Comparing Parents' and Young Children's Attitudes Toward Stuttering

Kenneth O. St. Louis*, Mary E. Weidner, Tia M. Mancini

West Virginia University, Morgantown, West Virginia, USA

*Corresponding Author:
Kenneth O. St. Louis
Department of Communication Sciences & Disorders
West Virginia University
Morgantown, West Virginia, USA
Tel: 304-293-2946
E-mail: [email protected]

Received date: January 11, 2016; Accepted date: January 30, 2016; Published date: February 10, 2016

Citation: St Louis KO, Weidner ME, Mancini TM (2016) Comparing Parents’ and Young Children’s Attitudes Toward Stuttering. J Speech Pathol Ther 1:104. doi: 10.4172/2472-5005.1000104

Copyright: © 2016 St. Louis KO, et al. This is an open-access article distributed under the terms of the Creative Commons Attribution License, which permits unrestricted use, distribution, and reproduction in any medium, provided the original author and source are credited.


Background: In this paper, two new measures of public attitudes toward stuttering, the public opinion survey of human attributes-stuttering/child (POSHA-S/Child), an epidemiological instrument for young children, and the appraisal of the stuttering environment (ASE), a clinical self-report instrument to measure attitudes among family members and close friends of stuttering clients, are compared with the widely-used public opinion survey of human attributes-stuttering (POSHA-S). Previous studies were integrated with a new study to document that both the POSHA-S/Child and the ASE provide similar summary ratings (Beliefs and Self Reactions sub scores and Overall Stuttering Scores) to the POSHA-S.

Purpose: The study sought to document the extent to which measured stuttering attitudes on two new measures, the ASE and the POSHA-S/Child, correspond with an established measure, the POSHA-S. Second, it sought to determine the extent to which being a parent affected adults’ measured attitudes toward stuttering. Third, using the new measures, the study sought to compare young children’s attitudes with those of parents.

Method: In the experimental portion of the study, parents of 3-7 year old children, parents of older children, and nonparents filled out the ASE either in paper or online versions. These results were compared to published research on children’s attitudes using the POSHA-S/Child.

Results: Measured stuttering attitudes of all three groups of parents on the ASE, although disparate for several demographic variables, were nearly the same. Therefore, based on comparisons with reviewed studies of attitudes of young children using the POSHA-S/Child, parental attitudes were uniformly more positive than attitudes of young children.

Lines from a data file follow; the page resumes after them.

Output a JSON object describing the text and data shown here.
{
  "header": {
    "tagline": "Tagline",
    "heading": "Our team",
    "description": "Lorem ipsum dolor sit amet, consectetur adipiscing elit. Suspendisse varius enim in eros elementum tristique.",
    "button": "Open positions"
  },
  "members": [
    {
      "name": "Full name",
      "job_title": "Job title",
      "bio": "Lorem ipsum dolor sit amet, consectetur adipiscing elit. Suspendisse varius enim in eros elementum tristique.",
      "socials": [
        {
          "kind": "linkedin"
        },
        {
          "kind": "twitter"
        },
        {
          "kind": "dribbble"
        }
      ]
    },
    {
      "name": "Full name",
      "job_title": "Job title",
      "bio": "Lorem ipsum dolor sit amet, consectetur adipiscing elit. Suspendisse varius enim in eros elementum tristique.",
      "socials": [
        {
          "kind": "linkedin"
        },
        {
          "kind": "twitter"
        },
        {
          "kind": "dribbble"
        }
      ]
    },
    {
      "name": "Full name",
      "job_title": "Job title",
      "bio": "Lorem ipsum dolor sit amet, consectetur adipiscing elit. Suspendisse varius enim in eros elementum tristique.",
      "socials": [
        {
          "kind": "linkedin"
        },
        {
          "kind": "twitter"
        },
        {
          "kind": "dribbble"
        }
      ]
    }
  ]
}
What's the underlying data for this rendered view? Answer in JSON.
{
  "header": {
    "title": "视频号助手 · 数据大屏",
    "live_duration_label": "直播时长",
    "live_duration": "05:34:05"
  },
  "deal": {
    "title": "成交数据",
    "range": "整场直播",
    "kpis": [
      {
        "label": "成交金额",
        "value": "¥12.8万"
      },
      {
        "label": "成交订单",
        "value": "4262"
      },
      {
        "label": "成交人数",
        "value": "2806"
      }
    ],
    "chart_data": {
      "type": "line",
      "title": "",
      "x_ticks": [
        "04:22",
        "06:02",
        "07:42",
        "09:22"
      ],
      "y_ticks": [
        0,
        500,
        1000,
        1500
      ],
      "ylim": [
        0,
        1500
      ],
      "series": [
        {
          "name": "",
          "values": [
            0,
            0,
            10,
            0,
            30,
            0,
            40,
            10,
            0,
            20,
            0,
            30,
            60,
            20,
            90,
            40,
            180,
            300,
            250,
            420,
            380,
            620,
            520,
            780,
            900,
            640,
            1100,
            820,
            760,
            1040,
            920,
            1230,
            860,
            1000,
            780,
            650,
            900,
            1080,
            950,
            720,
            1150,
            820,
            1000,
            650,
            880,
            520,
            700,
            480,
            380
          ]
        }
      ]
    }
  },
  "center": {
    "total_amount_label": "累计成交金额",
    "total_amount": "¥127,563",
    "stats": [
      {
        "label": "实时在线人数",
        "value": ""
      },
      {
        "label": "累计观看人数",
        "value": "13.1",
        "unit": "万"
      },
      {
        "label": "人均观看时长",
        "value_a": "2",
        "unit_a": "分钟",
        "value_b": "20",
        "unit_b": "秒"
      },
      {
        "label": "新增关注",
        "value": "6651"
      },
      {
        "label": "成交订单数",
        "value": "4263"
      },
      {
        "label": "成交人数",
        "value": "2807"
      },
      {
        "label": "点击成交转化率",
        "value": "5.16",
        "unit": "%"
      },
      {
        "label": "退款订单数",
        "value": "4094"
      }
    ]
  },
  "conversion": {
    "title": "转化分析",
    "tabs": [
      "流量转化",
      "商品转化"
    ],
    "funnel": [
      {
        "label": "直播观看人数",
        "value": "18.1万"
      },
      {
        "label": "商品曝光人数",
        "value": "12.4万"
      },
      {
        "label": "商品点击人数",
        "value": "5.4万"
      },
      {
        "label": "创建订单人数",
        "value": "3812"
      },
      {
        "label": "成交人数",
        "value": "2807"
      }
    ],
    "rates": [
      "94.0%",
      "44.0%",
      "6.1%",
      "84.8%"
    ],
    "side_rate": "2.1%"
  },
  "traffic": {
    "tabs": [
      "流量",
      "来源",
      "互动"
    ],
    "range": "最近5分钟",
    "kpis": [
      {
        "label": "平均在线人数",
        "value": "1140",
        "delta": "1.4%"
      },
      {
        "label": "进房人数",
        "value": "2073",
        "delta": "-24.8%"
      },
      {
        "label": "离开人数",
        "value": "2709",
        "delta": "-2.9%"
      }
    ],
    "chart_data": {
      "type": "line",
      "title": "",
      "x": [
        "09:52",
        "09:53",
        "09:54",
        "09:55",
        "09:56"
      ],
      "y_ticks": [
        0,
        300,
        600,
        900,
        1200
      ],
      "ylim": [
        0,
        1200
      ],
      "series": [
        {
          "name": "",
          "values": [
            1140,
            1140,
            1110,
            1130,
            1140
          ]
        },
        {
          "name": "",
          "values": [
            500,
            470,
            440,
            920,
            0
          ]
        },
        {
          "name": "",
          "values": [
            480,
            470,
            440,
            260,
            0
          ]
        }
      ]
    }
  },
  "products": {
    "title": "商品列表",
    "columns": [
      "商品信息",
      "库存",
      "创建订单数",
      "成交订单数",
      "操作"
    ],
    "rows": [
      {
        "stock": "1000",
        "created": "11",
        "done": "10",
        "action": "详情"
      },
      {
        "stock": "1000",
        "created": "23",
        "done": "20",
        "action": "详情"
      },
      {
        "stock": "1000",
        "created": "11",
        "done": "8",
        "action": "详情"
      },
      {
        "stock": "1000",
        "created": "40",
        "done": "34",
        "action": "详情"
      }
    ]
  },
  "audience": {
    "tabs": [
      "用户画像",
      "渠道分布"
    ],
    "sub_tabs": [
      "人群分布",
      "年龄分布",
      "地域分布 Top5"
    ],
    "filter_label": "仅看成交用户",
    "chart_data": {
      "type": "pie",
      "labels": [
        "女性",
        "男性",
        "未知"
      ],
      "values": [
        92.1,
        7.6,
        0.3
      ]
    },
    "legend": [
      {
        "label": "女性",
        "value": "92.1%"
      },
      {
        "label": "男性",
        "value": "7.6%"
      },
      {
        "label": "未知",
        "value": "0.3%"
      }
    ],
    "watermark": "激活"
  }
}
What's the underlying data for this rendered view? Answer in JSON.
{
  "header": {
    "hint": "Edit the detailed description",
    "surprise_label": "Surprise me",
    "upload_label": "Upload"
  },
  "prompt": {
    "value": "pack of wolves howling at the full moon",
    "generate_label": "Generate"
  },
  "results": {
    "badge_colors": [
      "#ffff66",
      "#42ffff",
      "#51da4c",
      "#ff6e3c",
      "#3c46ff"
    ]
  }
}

Implications: The results strongly suggest that one’s parental status has little effect on stuttering attitudes and that parent’ attitudes are more positive than attitudes of their young children.